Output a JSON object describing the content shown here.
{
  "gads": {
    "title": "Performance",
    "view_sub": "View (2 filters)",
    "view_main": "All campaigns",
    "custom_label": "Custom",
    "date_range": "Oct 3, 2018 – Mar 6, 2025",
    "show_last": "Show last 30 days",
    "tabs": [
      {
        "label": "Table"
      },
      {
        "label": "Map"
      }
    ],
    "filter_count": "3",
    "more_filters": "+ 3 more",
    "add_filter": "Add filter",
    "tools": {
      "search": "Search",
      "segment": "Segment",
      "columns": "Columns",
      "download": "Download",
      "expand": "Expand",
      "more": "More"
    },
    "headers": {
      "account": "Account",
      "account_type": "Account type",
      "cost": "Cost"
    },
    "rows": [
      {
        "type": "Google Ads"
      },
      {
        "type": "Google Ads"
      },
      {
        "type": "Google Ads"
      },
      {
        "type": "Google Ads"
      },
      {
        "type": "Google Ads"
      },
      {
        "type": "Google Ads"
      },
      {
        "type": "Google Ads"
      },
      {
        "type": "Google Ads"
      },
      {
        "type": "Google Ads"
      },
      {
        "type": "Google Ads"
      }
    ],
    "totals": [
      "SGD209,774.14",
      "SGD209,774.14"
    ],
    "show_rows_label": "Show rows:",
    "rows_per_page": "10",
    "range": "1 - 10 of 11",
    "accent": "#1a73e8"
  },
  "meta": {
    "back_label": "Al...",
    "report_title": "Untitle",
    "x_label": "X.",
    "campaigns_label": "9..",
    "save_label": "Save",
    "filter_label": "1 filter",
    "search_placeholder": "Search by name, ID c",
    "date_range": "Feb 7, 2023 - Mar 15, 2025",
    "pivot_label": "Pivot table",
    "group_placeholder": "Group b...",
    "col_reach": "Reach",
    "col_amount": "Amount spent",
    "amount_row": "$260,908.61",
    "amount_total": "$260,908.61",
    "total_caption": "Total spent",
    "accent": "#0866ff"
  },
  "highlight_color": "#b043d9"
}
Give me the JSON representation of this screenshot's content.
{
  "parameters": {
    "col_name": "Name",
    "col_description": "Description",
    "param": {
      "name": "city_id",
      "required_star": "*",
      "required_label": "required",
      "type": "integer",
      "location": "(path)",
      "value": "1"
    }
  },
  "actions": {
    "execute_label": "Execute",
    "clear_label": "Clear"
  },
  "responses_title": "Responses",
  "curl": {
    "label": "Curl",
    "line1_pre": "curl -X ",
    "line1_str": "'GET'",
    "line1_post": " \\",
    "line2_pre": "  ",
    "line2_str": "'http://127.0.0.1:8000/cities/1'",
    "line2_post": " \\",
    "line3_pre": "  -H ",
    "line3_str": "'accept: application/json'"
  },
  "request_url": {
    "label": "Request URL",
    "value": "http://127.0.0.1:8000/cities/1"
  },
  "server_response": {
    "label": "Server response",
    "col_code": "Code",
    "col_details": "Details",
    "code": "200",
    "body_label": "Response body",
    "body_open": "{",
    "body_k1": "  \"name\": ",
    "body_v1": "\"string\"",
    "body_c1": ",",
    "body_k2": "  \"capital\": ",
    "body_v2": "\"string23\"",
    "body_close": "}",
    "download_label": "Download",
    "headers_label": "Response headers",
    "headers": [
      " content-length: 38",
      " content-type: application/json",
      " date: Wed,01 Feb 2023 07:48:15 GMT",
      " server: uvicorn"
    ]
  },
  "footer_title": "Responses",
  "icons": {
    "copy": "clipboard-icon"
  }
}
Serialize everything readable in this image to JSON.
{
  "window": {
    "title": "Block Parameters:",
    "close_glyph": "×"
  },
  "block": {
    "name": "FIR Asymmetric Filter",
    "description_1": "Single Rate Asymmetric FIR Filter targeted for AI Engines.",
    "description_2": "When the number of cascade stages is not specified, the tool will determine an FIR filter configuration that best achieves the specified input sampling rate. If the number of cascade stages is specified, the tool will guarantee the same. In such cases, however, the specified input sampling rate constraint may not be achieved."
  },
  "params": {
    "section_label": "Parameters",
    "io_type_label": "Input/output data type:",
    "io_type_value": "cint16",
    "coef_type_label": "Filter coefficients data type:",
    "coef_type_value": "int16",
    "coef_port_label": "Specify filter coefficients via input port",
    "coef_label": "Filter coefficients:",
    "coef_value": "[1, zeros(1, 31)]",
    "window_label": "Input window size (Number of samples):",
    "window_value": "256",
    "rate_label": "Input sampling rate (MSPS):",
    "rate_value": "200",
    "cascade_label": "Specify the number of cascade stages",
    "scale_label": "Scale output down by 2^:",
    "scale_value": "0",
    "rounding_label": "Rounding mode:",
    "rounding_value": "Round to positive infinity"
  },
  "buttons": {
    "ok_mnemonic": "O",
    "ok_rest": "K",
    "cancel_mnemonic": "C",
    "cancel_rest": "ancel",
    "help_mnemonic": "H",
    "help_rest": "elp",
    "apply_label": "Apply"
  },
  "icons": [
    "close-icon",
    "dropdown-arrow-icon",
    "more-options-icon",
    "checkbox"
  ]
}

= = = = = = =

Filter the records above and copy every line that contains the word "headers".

§ Your response:
    "headers": {
    "headers_label": "Response headers",
    "headers": [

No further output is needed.